Comics and fantasy and sci-fi, oh my!

Currently reading

The House on the Borderland
William Hope Hodgson
Dust and Light: A Sanctuary Novel
Carol Berg
The Dead
Jen Hickman, Robert James Maddox
Deadlands: Dead Man's Hand
David Gallaher, Jeff Mariotte, Jimmy Palmiotti
Ghost Hunt 2
Shiho Inada, Fuyumi Ono
Devil Survivor 1
Satoru Matsuba

The book 2 blues

The Wise Man's Fear: The Kingkiller Chronicle: Day Two - Patrick Rothfuss

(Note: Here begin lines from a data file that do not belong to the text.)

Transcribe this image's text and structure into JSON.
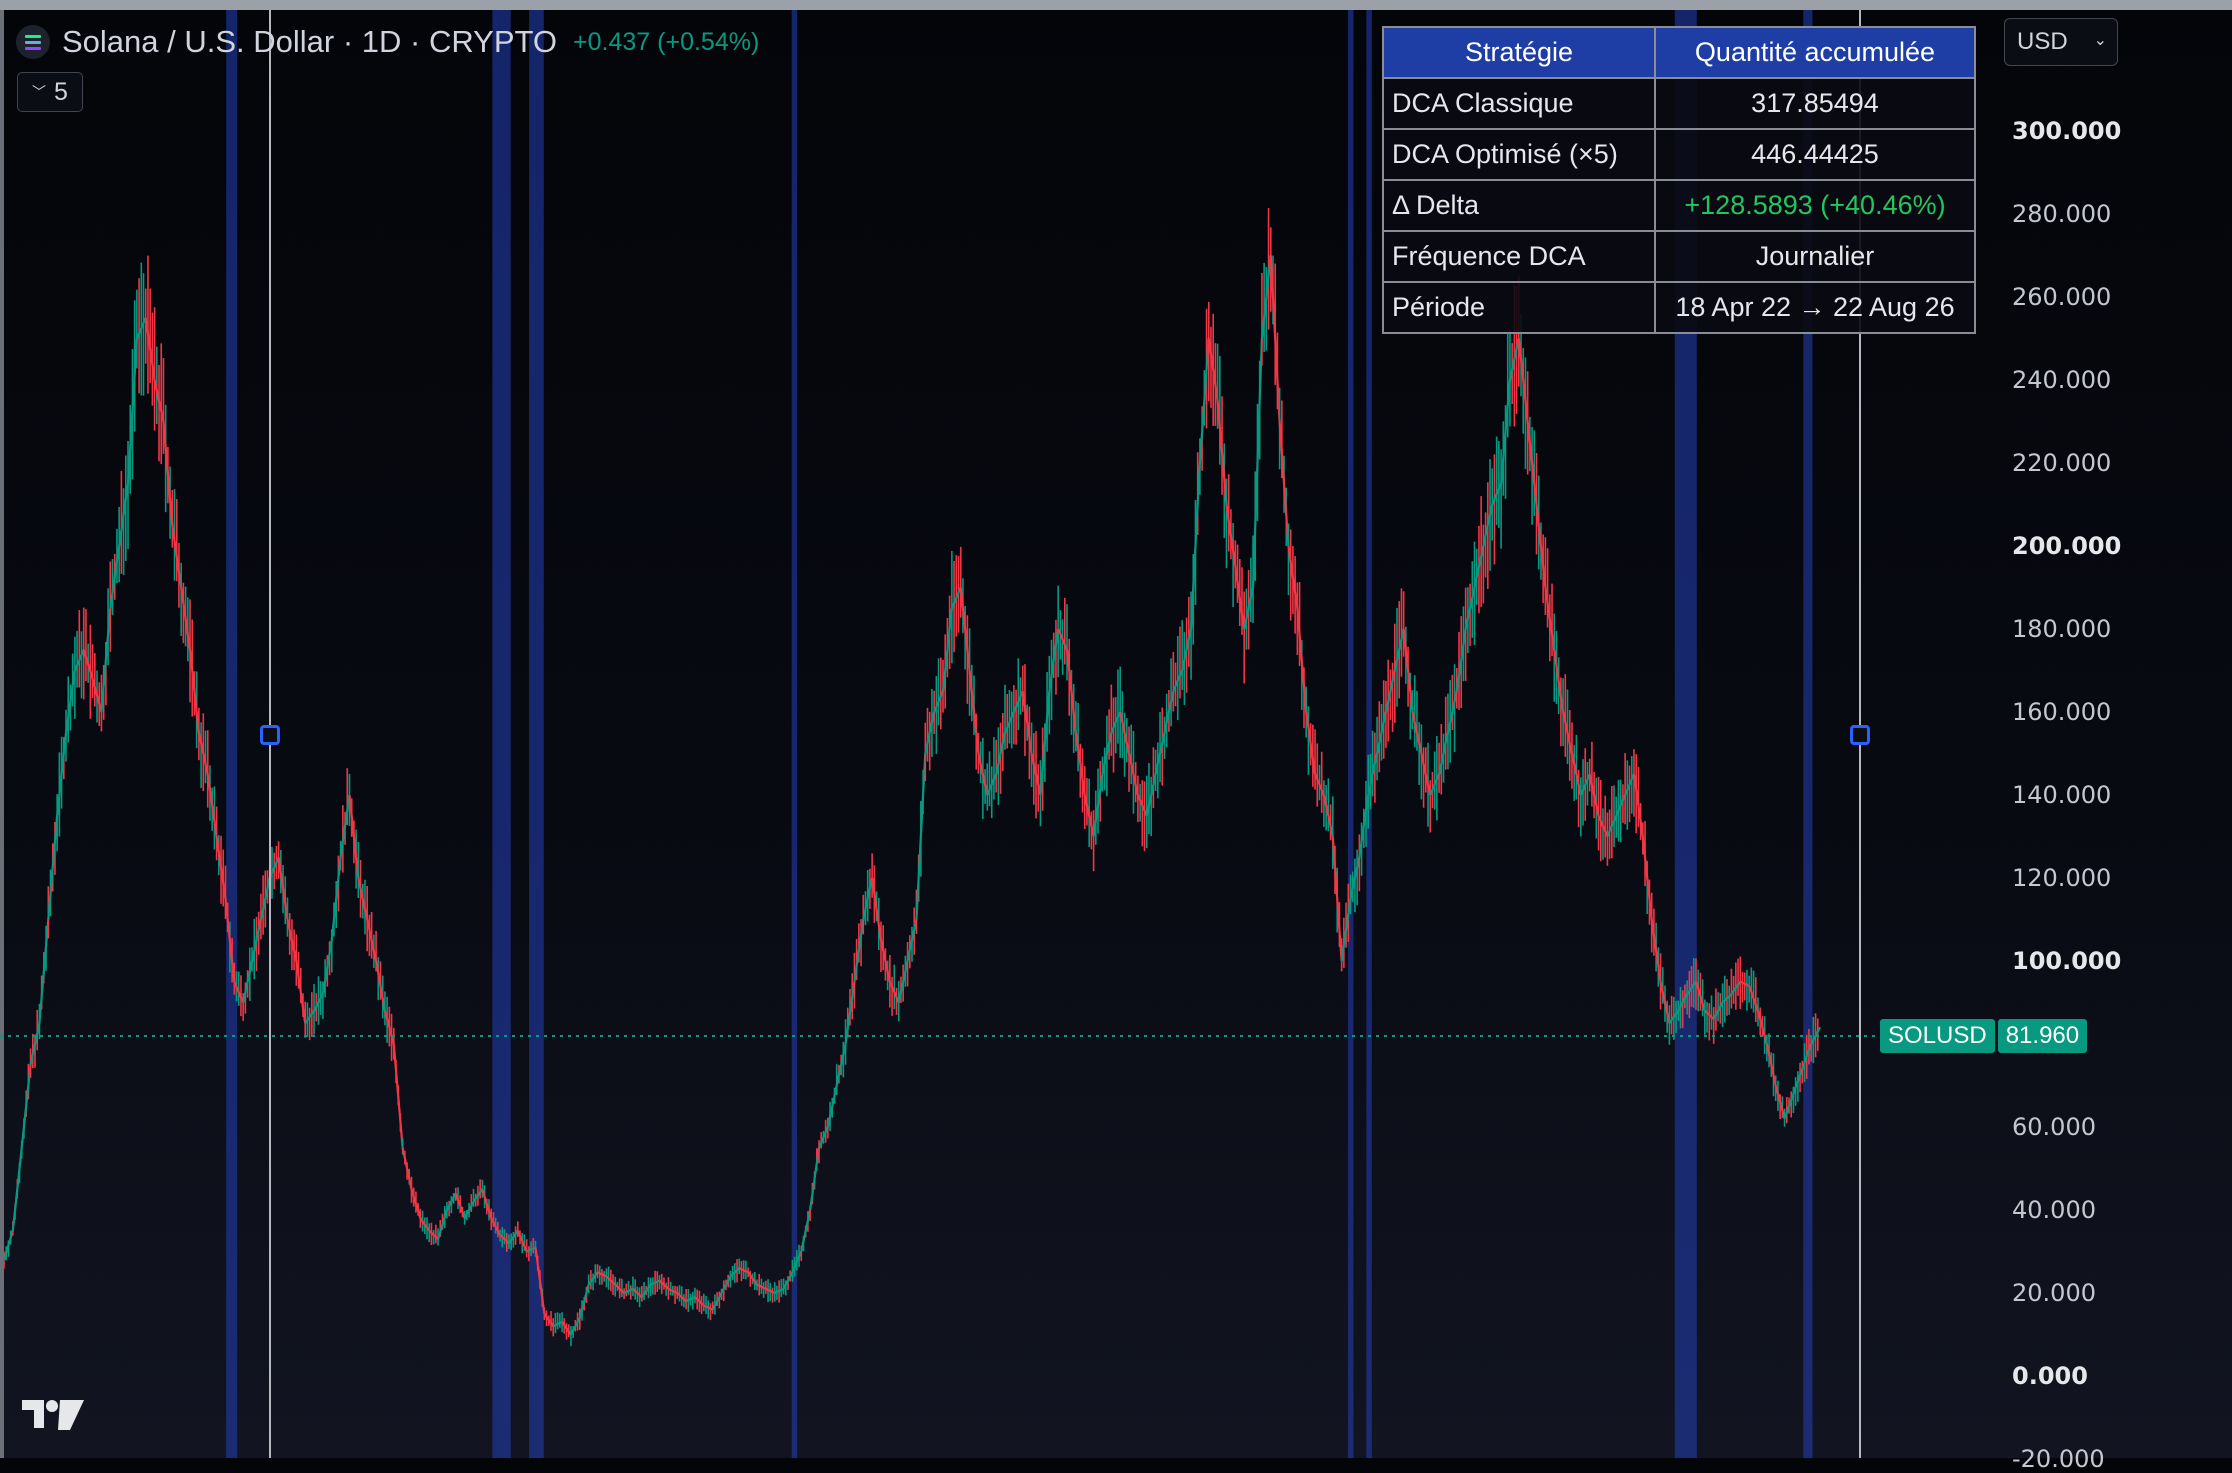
{
  "header": {
    "title": "Solana / U.S. Dollar · 1D · CRYPTO",
    "change": "+0.437 (+0.54%)",
    "interval_count": "5",
    "currency": "USD"
  },
  "symbol_tag": {
    "symbol": "SOLUSD",
    "price": "81.960"
  },
  "table": {
    "headers": [
      "Stratégie",
      "Quantité accumulée"
    ],
    "rows": [
      {
        "label": "DCA Classique",
        "value": "317.85494"
      },
      {
        "label": "DCA Optimisé (×5)",
        "value": "446.44425"
      },
      {
        "label": "Δ Delta",
        "value": "+128.5893 (+40.46%)"
      },
      {
        "label": "Fréquence DCA",
        "value": "Journalier"
      },
      {
        "label": "Période",
        "value": "18 Apr 22 → 22 Aug 26"
      }
    ]
  },
  "colors": {
    "up": "#089981",
    "down": "#f23645",
    "band": "#2440b8",
    "accent": "#2962ff",
    "delta": "#22c55e"
  },
  "chart_data": {
    "type": "line",
    "style": "candlestick-like price series",
    "ylim": [
      -15,
      320
    ],
    "y_ticks": [
      {
        "label": "300.000",
        "value": 300,
        "bold": true
      },
      {
        "label": "280.000",
        "value": 280
      },
      {
        "label": "260.000",
        "value": 260
      },
      {
        "label": "240.000",
        "value": 240
      },
      {
        "label": "220.000",
        "value": 220
      },
      {
        "label": "200.000",
        "value": 200,
        "bold": true
      },
      {
        "label": "180.000",
        "value": 180
      },
      {
        "label": "160.000",
        "value": 160
      },
      {
        "label": "140.000",
        "value": 140
      },
      {
        "label": "120.000",
        "value": 120
      },
      {
        "label": "100.000",
        "value": 100,
        "bold": true
      },
      {
        "label": "60.000",
        "value": 60
      },
      {
        "label": "40.000",
        "value": 40
      },
      {
        "label": "20.000",
        "value": 20
      },
      {
        "label": "0.000",
        "value": 0,
        "bold": true
      },
      {
        "label": "-20.000",
        "value": -20
      }
    ],
    "last_price": 81.96,
    "date_range": [
      "2022-04-18",
      "2026-08-22"
    ],
    "series": [
      {
        "values": [
          28,
          35,
          55,
          75,
          85,
          110,
          135,
          155,
          170,
          175,
          168,
          160,
          185,
          200,
          215,
          250,
          255,
          240,
          230,
          205,
          190,
          175,
          155,
          145,
          130,
          115,
          95,
          90,
          100,
          110,
          120,
          125,
          110,
          100,
          85,
          88,
          92,
          105,
          125,
          140,
          120,
          110,
          100,
          88,
          80,
          55,
          45,
          38,
          35,
          33,
          40,
          44,
          38,
          42,
          45,
          38,
          34,
          32,
          35,
          30,
          31,
          15,
          12,
          13,
          10,
          14,
          22,
          25,
          24,
          22,
          20,
          21,
          19,
          22,
          23,
          21,
          20,
          18,
          19,
          17,
          16,
          20,
          24,
          26,
          25,
          22,
          21,
          20,
          21,
          25,
          30,
          40,
          55,
          60,
          70,
          80,
          95,
          110,
          120,
          105,
          95,
          90,
          100,
          110,
          150,
          160,
          165,
          185,
          190,
          170,
          150,
          140,
          145,
          155,
          160,
          165,
          150,
          140,
          165,
          180,
          175,
          155,
          140,
          130,
          145,
          155,
          160,
          150,
          140,
          135,
          145,
          155,
          165,
          170,
          180,
          220,
          250,
          235,
          210,
          195,
          180,
          190,
          250,
          270,
          230,
          200,
          185,
          160,
          145,
          140,
          130,
          100,
          115,
          125,
          140,
          150,
          160,
          170,
          180,
          160,
          150,
          140,
          145,
          155,
          165,
          180,
          190,
          200,
          210,
          215,
          240,
          250,
          230,
          210,
          190,
          175,
          160,
          150,
          140,
          145,
          135,
          130,
          135,
          140,
          145,
          130,
          110,
          95,
          85,
          88,
          92,
          95,
          88,
          86,
          90,
          92,
          95,
          94,
          88,
          80,
          70,
          62,
          68,
          74,
          80,
          84
        ]
      }
    ],
    "bands": [
      {
        "from": 0.121,
        "to": 0.127
      },
      {
        "from": 0.266,
        "to": 0.276
      },
      {
        "from": 0.286,
        "to": 0.294
      },
      {
        "from": 0.429,
        "to": 0.432
      },
      {
        "from": 0.732,
        "to": 0.735
      },
      {
        "from": 0.742,
        "to": 0.745
      },
      {
        "from": 0.91,
        "to": 0.922
      },
      {
        "from": 0.98,
        "to": 0.985
      }
    ]
  }
}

I got sucked in by book one in this series, and for a while, I was sure book 2 was going to deliver more of the same. The beautiful prose, the questions of different people's interests clashing and combining in various ways to create a non-centralized and shifting plot focus. And I can understand why Rothfuss chose to do what he did - the conflicts, while still interesting, were edging toward "samey" and that's never a good thing.

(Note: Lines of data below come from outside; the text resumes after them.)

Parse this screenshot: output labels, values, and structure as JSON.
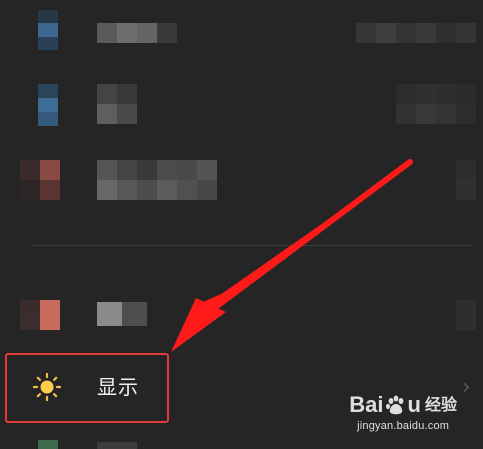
{
  "settings_list": {
    "display_item": {
      "label": "显示",
      "icon": "sun-icon",
      "chevron": "›"
    }
  },
  "annotation": {
    "highlight_color": "#e03c3c",
    "arrow_color": "#ff1a1a"
  },
  "watermark": {
    "brand_left": "Bai",
    "brand_right": "u",
    "brand_suffix": "经验",
    "url": "jingyan.baidu.com"
  }
}
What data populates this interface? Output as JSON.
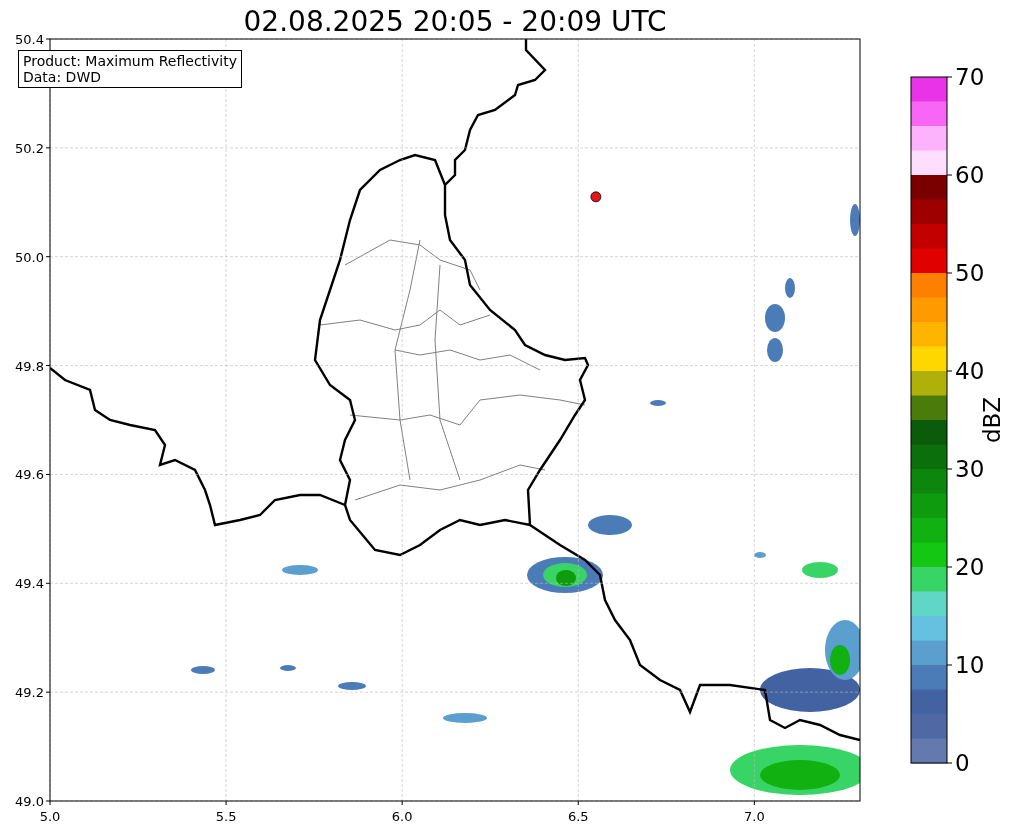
{
  "title": "02.08.2025 20:05 - 20:09 UTC",
  "plot": {
    "info_box": [
      "Product: Maximum Reflectivity",
      "Data: DWD"
    ],
    "chart_data": {
      "type": "scatter",
      "xlim": [
        5.0,
        7.3
      ],
      "ylim": [
        49.0,
        50.4
      ],
      "grid": true,
      "xticks": [
        {
          "value": 5.0,
          "label": "5.0"
        },
        {
          "value": 5.5,
          "label": "5.5"
        },
        {
          "value": 6.0,
          "label": "6.0"
        },
        {
          "value": 6.5,
          "label": "6.5"
        },
        {
          "value": 7.0,
          "label": "7.0"
        }
      ],
      "yticks": [
        {
          "value": 50.4,
          "label": "50.4"
        },
        {
          "value": 50.2,
          "label": "50.2"
        },
        {
          "value": 50.0,
          "label": "50.0"
        },
        {
          "value": 49.8,
          "label": "49.8"
        },
        {
          "value": 49.6,
          "label": "49.6"
        },
        {
          "value": 49.4,
          "label": "49.4"
        },
        {
          "value": 49.2,
          "label": "49.2"
        },
        {
          "value": 49.0,
          "label": "49.0"
        }
      ],
      "x": [
        6.55
      ],
      "series": [
        {
          "color": "#e8141b",
          "values": [
            50.11
          ]
        }
      ]
    }
  },
  "colorbar": {
    "label": "dBZ",
    "ticks": [
      "70",
      "60",
      "50",
      "40",
      "30",
      "20",
      "10",
      "0"
    ],
    "bands": [
      {
        "color": "#e933e9"
      },
      {
        "color": "#f766f4"
      },
      {
        "color": "#fcb3fb"
      },
      {
        "color": "#ffddff"
      },
      {
        "color": "#7a0000"
      },
      {
        "color": "#9e0000"
      },
      {
        "color": "#c20000"
      },
      {
        "color": "#e00000"
      },
      {
        "color": "#ff7f00"
      },
      {
        "color": "#ff9a00"
      },
      {
        "color": "#ffb400"
      },
      {
        "color": "#ffd700"
      },
      {
        "color": "#b0b00b"
      },
      {
        "color": "#4b7c0b"
      },
      {
        "color": "#0a5b0a"
      },
      {
        "color": "#0b700b"
      },
      {
        "color": "#0d860d"
      },
      {
        "color": "#0e9b0e"
      },
      {
        "color": "#10b110"
      },
      {
        "color": "#13c713"
      },
      {
        "color": "#38d466"
      },
      {
        "color": "#5fd6c6"
      },
      {
        "color": "#66c1e0"
      },
      {
        "color": "#5a9fce"
      },
      {
        "color": "#4c7cb8"
      },
      {
        "color": "#4362a2"
      },
      {
        "color": "#5068a3"
      },
      {
        "color": "#6479ad"
      }
    ]
  }
}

But the problem is that the whole thing starts to feel almost episodic, and with each episode, the Mary Sue qualities of Kvothe become more and more apparent.


I was with this book at the school, and I was even with it when he first went to a new city and began trying to get himself a patron. Perhaps it's because it felt like in these places, there were consequences. He might get what he wanted, but bad things would also happen to Kvothe, even if just socially. His mouthiness got him in trouble a few times when dealing with the Maer.

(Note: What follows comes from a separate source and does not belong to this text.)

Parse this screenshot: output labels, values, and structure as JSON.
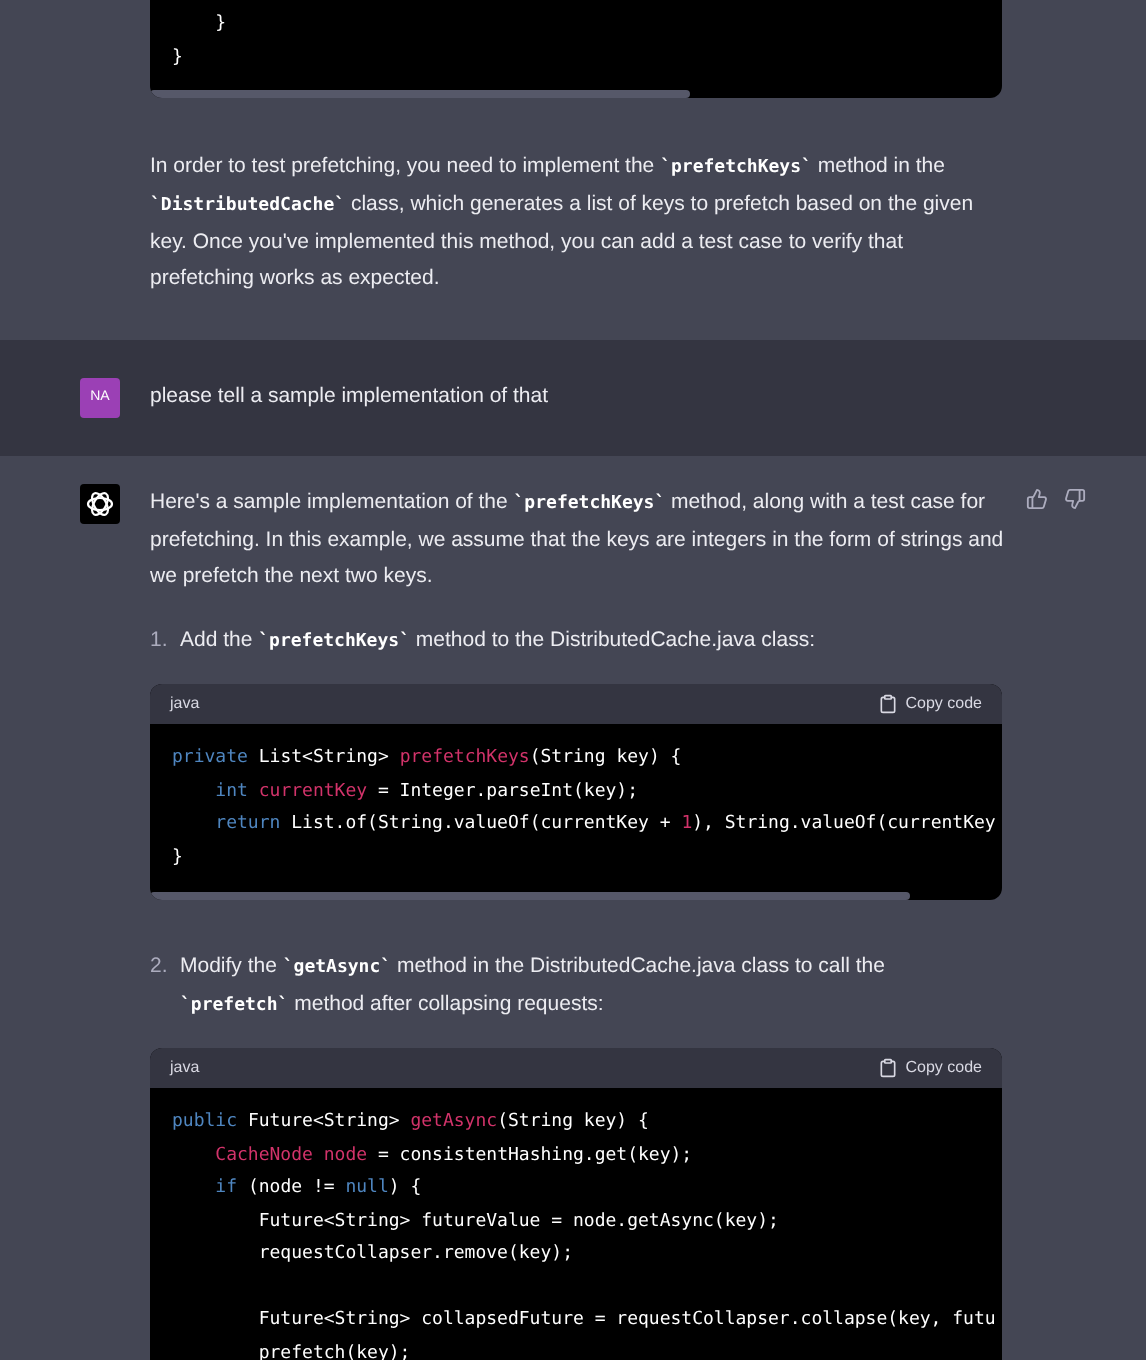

But then he goes out to fight bandits, and somehow manages, through the power of being intrusive and annoying, to get himself places where other people just can't go. There's a whole huge aside with a fae which feels like it could have been 10 pages, but just went on and on and ON. And then he gets some uber unique weapons training and it goes on and on and ON. I started skimming hard in some of the places.


And during all of this section, Kvothe just sort of... gets what he wants. All of it. He wants to learn about the Fae, so he goes in, defeats the fae he encounters, then turns into some sort of sex god capable of pleasing a woman who has literally been experiencing varities of sex for centuries. And then he goes to a remote place populated by a secretive people who never teach their ways to outsiders - and they teach him. And they all come to grudgingly accept him. And he gets a cool new sword too. And there's *no real cost* other than time. And the way he got to be part of their group? He basically just irritated a mercenary into teaching him on the road. Seriously.


When it's on, the story is great, the writing is solid and the characters around Kvothe are pretty well realized (Except for Deena, but I've already complained enough so I'm just going to let it go, let it gooooooo). But Kvothe, especially in the latter half of this book, is just acting as an anchor on his own story, dragging down the pace, bloating the word count and testing the limits of my credulity.


Hoping these issues are lessened in the next book!